This year’s General Assembly session, which officially began January 31st, will be unlike any other we’ve had in our lifetime. With 52 first term members (and 44 second termers), well over half of the members are relatively new to lawmaking. And with Republican control of all three branches of state government, the direction of state policies will surely take a more fiscally and socially conservative tone.
These two factors—new people and new ideology—means the substance abuse community should tailor legislative outreach to these realities. For one, it means personal outreach will be especially important for legislators who may not be familiar with the good work our programs do. To the extent possible, setting up facility tours and personal meetings with those in recovery can be especially impactful. Second, our tone should shift. Members should consider emphasizing the economic consequences of addiction and the positive economic benefits of successful treatment.
During this legislative session, we’ll be providing regular updates on legislation, email alerts about pending bills and education sessions about advocacy efforts that fit our needs and comply with our tax status parameters.
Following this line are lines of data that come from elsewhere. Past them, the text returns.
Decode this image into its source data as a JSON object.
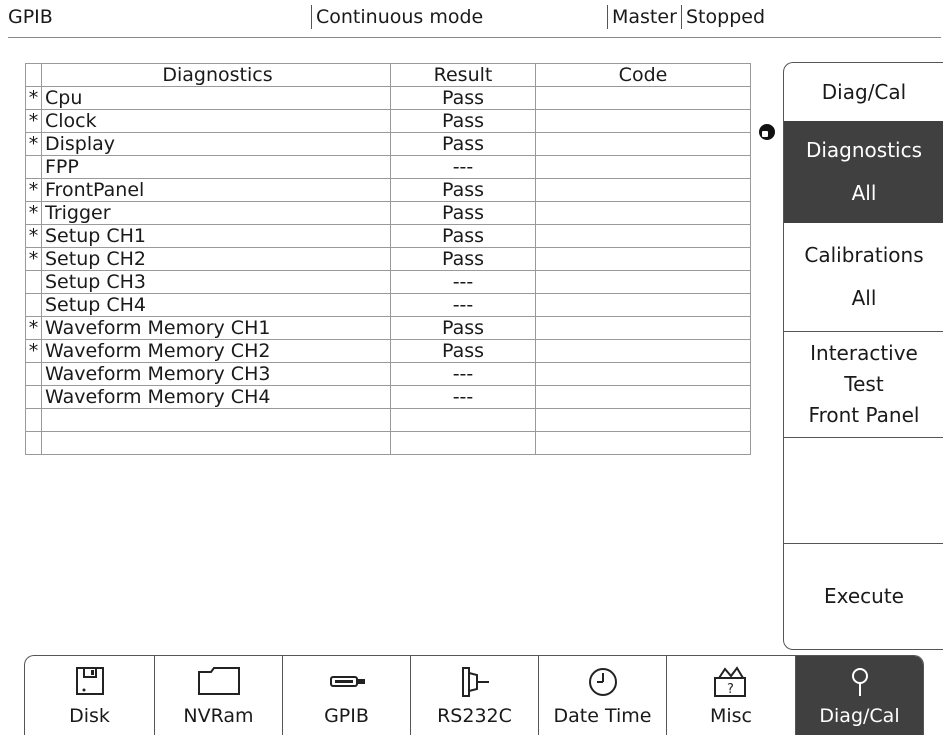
{
  "status_bar": {
    "interface": "GPIB",
    "mode": "Continuous mode",
    "role": "Master",
    "state": "Stopped"
  },
  "diagnostics_table": {
    "headers": [
      "Diagnostics",
      "Result",
      "Code"
    ],
    "rows": [
      {
        "mark": "*",
        "name": "Cpu",
        "result": "Pass",
        "code": ""
      },
      {
        "mark": "*",
        "name": "Clock",
        "result": "Pass",
        "code": ""
      },
      {
        "mark": "*",
        "name": "Display",
        "result": "Pass",
        "code": ""
      },
      {
        "mark": "",
        "name": "FPP",
        "result": "---",
        "code": ""
      },
      {
        "mark": "*",
        "name": "FrontPanel",
        "result": "Pass",
        "code": ""
      },
      {
        "mark": "*",
        "name": "Trigger",
        "result": "Pass",
        "code": ""
      },
      {
        "mark": "*",
        "name": "Setup CH1",
        "result": "Pass",
        "code": ""
      },
      {
        "mark": "*",
        "name": "Setup CH2",
        "result": "Pass",
        "code": ""
      },
      {
        "mark": "",
        "name": "Setup CH3",
        "result": "---",
        "code": ""
      },
      {
        "mark": "",
        "name": "Setup CH4",
        "result": "---",
        "code": ""
      },
      {
        "mark": "*",
        "name": "Waveform Memory  CH1",
        "result": "Pass",
        "code": ""
      },
      {
        "mark": "*",
        "name": "Waveform Memory  CH2",
        "result": "Pass",
        "code": ""
      },
      {
        "mark": "",
        "name": "Waveform Memory  CH3",
        "result": "---",
        "code": ""
      },
      {
        "mark": "",
        "name": "Waveform Memory  CH4",
        "result": "---",
        "code": ""
      },
      {
        "mark": "",
        "name": "",
        "result": "",
        "code": ""
      },
      {
        "mark": "",
        "name": "",
        "result": "",
        "code": ""
      }
    ]
  },
  "side_menu": {
    "title": "Diag/Cal",
    "diagnostics": {
      "line1": "Diagnostics",
      "line2": "All"
    },
    "calibrations": {
      "line1": "Calibrations",
      "line2": "All"
    },
    "interactive": {
      "line1": "Interactive",
      "line2": "Test",
      "line3": "Front Panel"
    },
    "execute": "Execute"
  },
  "bottom_tabs": [
    {
      "label": "Disk",
      "icon": "floppy-disk-icon"
    },
    {
      "label": "NVRam",
      "icon": "folder-icon"
    },
    {
      "label": "GPIB",
      "icon": "gpib-connector-icon"
    },
    {
      "label": "RS232C",
      "icon": "serial-connector-icon"
    },
    {
      "label": "Date Time",
      "icon": "clock-icon"
    },
    {
      "label": "Misc",
      "icon": "toolbox-icon"
    },
    {
      "label": "Diag/Cal",
      "icon": "probe-icon"
    }
  ],
  "colors": {
    "selected_bg": "#404040",
    "selected_fg": "#ffffff"
  }
}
APNC members have a positive nonpartisan message to tell. But in order to do it successfully, we have make sure to start the discussions where they are, not where we are. These are difficult times and decisions around health reform, Medicaid funding and other key issues will be made with our without our input. If we speak regularly and we speak well, our voices will be heard.